When a line of the entries contains the word "content", report that line.

##### Provided entries #####

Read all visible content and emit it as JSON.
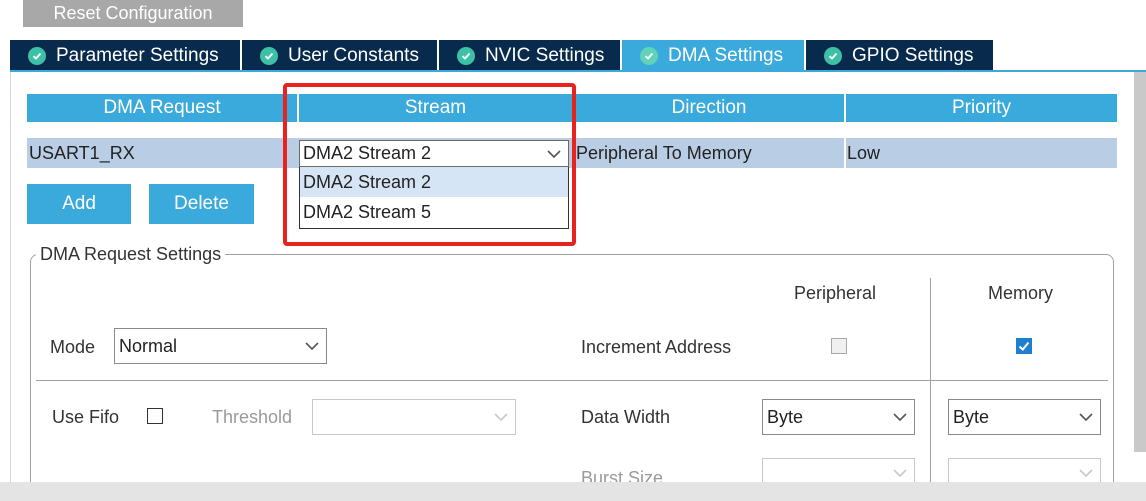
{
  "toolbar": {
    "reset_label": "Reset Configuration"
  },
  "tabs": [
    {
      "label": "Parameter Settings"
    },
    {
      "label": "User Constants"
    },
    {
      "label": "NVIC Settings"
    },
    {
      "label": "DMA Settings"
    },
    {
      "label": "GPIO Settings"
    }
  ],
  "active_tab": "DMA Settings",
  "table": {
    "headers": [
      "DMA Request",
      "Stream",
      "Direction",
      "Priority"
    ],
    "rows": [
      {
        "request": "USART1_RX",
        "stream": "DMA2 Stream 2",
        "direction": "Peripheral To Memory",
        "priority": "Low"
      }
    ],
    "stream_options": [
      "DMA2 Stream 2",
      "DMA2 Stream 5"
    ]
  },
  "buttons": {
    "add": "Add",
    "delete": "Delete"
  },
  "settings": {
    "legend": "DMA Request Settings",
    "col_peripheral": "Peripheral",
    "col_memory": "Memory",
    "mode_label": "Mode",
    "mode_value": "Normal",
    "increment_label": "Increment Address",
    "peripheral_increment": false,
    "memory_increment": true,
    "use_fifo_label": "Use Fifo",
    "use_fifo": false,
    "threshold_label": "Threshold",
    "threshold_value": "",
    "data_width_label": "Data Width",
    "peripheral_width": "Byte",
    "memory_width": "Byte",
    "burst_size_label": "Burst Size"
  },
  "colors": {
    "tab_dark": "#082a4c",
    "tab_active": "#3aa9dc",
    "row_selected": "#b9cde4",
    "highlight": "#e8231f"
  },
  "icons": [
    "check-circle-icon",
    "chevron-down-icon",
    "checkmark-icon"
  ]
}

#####
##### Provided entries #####

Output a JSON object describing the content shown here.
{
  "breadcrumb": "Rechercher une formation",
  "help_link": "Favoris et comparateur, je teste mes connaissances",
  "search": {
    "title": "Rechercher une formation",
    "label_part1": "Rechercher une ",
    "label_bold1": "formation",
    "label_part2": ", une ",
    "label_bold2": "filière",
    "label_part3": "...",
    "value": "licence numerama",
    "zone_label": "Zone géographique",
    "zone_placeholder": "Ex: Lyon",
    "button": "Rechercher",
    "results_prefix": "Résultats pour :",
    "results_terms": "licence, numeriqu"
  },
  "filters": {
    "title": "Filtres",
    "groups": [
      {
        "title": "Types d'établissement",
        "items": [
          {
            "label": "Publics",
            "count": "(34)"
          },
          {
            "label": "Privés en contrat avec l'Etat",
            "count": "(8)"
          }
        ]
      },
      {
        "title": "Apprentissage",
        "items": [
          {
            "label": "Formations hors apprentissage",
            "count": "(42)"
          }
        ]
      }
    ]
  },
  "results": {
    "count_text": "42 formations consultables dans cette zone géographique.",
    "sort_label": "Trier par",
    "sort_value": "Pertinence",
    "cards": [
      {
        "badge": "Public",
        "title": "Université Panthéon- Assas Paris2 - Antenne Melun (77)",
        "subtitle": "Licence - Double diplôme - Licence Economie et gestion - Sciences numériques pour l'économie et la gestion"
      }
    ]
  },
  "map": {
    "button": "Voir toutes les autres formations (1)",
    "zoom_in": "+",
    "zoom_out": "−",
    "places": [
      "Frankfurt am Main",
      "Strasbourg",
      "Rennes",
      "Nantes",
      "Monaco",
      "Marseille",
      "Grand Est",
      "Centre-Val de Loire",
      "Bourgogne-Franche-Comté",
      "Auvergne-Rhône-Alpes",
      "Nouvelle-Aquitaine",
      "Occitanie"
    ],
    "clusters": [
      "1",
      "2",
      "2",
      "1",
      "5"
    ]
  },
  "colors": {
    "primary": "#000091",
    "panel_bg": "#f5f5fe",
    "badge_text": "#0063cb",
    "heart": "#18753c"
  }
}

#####

Solution to the exercise –
Read all visible content and emit it as JSON.
Output a JSON object describing the content shown here.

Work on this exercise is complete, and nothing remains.